There is a very good chance that a man of Harbhajan's talent and experience will come back a better player after being dropped. If, like Virender Sehwag's, Harbhajan's career takes a positive turn after the snub, he will remember this moment as one that helped extend his career.
The selectors have also favoured youth, and that too must be applauded. There were plenty of convenient choices, like Nehra, who they could have picked out of sheer habit, but they resisted the impulse.
Yusuf Pathan, I have reliably learnt, has been left out of the team for the first two one-dayers on grounds of fitness. He is playing for the Kolkata Knight Riders in the Champions League Twenty20, but the selectors did not go by the book and consider him for selection just because he is playing; they used their collective wisdom as former cricketers to judge Pathan's fitness. He did not look 100% fit to them and so they were not willing to punt on him. This, I believe, is a direct effect of what happened in England, and it's a good sign that the selectors are now trying to be more vigilant about players' fitness.
Although this selection is for only two matches, the vision of the selectors has been promising. Having said that, I have lived in India long enough to know one should not get too carried away, for this is a land of constant compromises. Till I see the selectors continue to pick squads in similar fashion to the latest one, and not make compromises on fitness, even when it comes to the heavyweights of Indian cricket, I will remain cautiously optimistic.
Former India batsman Sanjay Manjrekar is a cricket commentator and presenter on TV. His Twitter feed is hereFeeds: Sanjay Manjrekar
© ESPN Sports Media Ltd.
|Comments have now been closed for this article
Mark Nicholas: Cricket - batting specifically - defines Jonathan Trott, which makes his continued suffering all the more painful
Bowl at Boycs: Geoff Boycott on hyped-up TV coverage, and the appointment of Peter Moores
Osman Samiuddin: A recent proposal to shake up the first-class set-up reinforces that change is the only constant in Pakistan

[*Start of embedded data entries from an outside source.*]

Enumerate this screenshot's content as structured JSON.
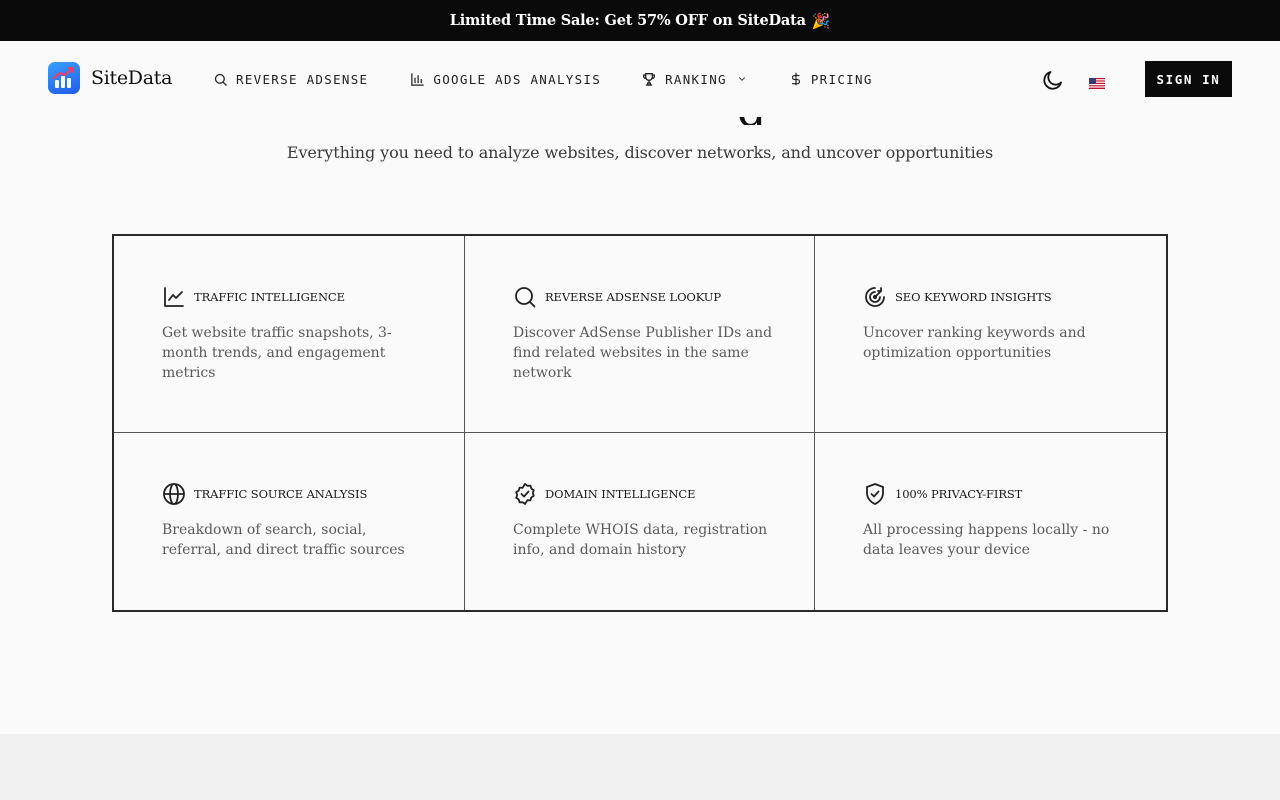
{
  "promo": {
    "text": "Limited Time Sale: Get 57% OFF on SiteData",
    "emoji": "🎉"
  },
  "brand": {
    "name": "SiteData",
    "accent": "#2f7bf5"
  },
  "nav": {
    "items": [
      {
        "label": "REVERSE ADSENSE",
        "icon": "search-icon"
      },
      {
        "label": "GOOGLE ADS ANALYSIS",
        "icon": "bar-chart-icon"
      },
      {
        "label": "RANKING",
        "icon": "trophy-icon",
        "dropdown": true
      },
      {
        "label": "PRICING",
        "icon": "dollar-icon"
      }
    ],
    "signin_label": "SIGN IN"
  },
  "hero": {
    "heading_fragment": "g",
    "subtitle": "Everything you need to analyze websites, discover networks, and uncover opportunities"
  },
  "features": [
    {
      "title": "TRAFFIC INTELLIGENCE",
      "icon": "line-chart-icon",
      "description": "Get website traffic snapshots, 3-month trends, and engagement metrics"
    },
    {
      "title": "REVERSE ADSENSE LOOKUP",
      "icon": "search-icon",
      "description": "Discover AdSense Publisher IDs and find related websites in the same network"
    },
    {
      "title": "SEO KEYWORD INSIGHTS",
      "icon": "target-icon",
      "description": "Uncover ranking keywords and optimization opportunities"
    },
    {
      "title": "TRAFFIC SOURCE ANALYSIS",
      "icon": "globe-icon",
      "description": "Breakdown of search, social, referral, and direct traffic sources"
    },
    {
      "title": "DOMAIN INTELLIGENCE",
      "icon": "badge-check-icon",
      "description": "Complete WHOIS data, registration info, and domain history"
    },
    {
      "title": "100% PRIVACY-FIRST",
      "icon": "shield-check-icon",
      "description": "All processing happens locally - no data leaves your device"
    }
  ]
}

Former Australian PM Bob Hawke loved cricket. And he once left the Don speechless with the force of his political convictions
Paul Ford: New Zealand's selectors have taken a punt on 27-year-old offspinner Mark Craig, highlighting the anaemic state of spin bowling in the land
Plays of the day from the IPL match between Chennai Super Kings and Kings XI Punjab in Abu Dhabi